Jim Hamm, 70, was in fair condition Thursday. He had to have his lips stitched back together and underwent surgery for lacerations on his head and body. He told his wife he still wants to make the trip to New Zealand they planned for their anniversary, she said. Nell Hamm warned people never to hike in the backcountry alone.

Park rangers told the couple if Jim Hamm had been alone, he probably would not have survived.
"We fought harder than we ever have to save his life, and we fought together," she said.

…from an earlier AP report of the same incident:
Based on their weight of between 70 and 100 pounds, officials think the lions were relatively young. The incident about 320 miles north of San Francisco was the 16th mountain lion attack reported to the state since 1890. It was the first attack since three people were injured, one of them fatally, in separate incidents in Orange and Tulare counties in 2004, Martarano said.
Since 1990, the 4,000 to 6,000 mountain lions estimated to be in California have been protected from hunting, although residents can get special permits to shoot a lion if it is perceived as a danger to people, pets or livestock.

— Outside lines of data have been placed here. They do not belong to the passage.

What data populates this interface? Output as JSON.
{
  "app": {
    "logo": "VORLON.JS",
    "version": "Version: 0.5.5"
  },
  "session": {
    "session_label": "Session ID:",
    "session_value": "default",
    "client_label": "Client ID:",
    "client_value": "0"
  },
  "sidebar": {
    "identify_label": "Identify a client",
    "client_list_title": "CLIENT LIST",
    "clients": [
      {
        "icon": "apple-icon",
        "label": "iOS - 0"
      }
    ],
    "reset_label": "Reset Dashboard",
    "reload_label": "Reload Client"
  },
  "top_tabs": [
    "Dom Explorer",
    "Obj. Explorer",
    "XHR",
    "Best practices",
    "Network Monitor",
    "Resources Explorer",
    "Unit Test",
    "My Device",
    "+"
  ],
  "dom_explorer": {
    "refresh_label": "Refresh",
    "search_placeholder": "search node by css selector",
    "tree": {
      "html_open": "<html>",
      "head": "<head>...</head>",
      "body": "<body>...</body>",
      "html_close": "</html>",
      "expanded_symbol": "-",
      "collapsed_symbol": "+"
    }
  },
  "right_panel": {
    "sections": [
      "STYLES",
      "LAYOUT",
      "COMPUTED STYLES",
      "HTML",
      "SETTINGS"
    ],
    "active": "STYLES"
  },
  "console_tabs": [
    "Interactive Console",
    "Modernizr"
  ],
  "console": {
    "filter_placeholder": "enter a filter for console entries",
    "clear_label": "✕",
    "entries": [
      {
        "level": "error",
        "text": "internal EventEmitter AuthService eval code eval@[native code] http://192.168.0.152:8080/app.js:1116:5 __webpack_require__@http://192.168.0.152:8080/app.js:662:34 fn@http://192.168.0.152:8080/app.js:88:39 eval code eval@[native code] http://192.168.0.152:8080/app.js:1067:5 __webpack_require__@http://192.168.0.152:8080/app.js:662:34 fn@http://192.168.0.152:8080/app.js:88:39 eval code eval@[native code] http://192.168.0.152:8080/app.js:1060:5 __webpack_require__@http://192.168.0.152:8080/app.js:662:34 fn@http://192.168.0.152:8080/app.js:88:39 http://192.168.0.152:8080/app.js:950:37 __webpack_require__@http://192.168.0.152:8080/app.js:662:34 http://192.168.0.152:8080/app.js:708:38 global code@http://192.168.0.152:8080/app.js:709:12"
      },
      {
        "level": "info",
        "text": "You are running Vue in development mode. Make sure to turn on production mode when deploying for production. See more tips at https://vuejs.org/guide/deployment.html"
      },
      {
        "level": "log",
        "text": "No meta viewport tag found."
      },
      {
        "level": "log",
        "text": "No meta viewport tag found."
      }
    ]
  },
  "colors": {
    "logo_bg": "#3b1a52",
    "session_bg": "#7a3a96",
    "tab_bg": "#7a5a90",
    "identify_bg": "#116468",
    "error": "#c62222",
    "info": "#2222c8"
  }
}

Sightings of the animals have increased in the past decade as housing has spread into their habitat, but attacks are relatively rare since mountain lions tend to be wary of people, said Karen Kovacs, a senior wildlife biologist with the Department of Fish and Game.

"For the most part, their natural inclination is to go the other way when humans are around," Kovacs said. "This was atypical because this person was with somebody. Usually they attack someone who is alone."

The park was reopened to the public Thursday after the second lion was killed, Banko said.

25 January 2007

stacking the totem pole

Watching a fight and knowing who wins or loses lets some fish figure out the local hierarchy, reports National Geographic, pre-empting the journal, Nature. The African cichlids that were the object of this research, Astatotilapia burtoni, sound like some people I know. Nothing here about onlookers turning into brown-nosers, after the fight.

20 January 2007


Time running out for NY dolphins

Rescuers in a boat near the trapped dolphins

A last-ditch attempt to rescue a pod of common dolphins trapped in a shallow cove off Long Island near New York appears to be failing.

About 20 dolphins were stranded in the shallow waters north of East Hampton over a week ago, after swimming through a gap in the sandbanks at high tide.

Although eight or nine were coaxed back into open waters, most of the others have now died - leaving three dolphins.

But forecast gales and low temperatures make their chances of survival slim.

The BBC's Jeremy Cooke in New York says these are increasingly frustrating times for the 80 or so volunteers who have spent much of the last week braving high winds and freezing temperatures to rescue the dolphins.

"Rescuers are standing by to pick up any of the living dolphins that may wash up on shore and take them for treatment.Time is not on our side. We're looking at a gale wind tomorrow and Sunday doesn't look good, which makes boat operations almost impossible," said Charles Hamilton, regional emergency response co-ordinator for the Department of Environmental Conservation.

There was some early success when eight or nine of the dolphins were herded through a tiny gap in the sandbanks and into the safety of the open waters.

Since then, all of the efforts which have included using several boats emitting high frequency sound pulses to corral the rest of the dolphins to safety, have failed.

Three days ago the remaining dolphins began to die. Marine biologists blamed stress and hunger. Gales and low temperatures predicted over the next few days make the chances of survival for the remaining dolphins extremely slim. Common, or white-sided, dolphins normally stay 30-80 miles (50-130km) offshore.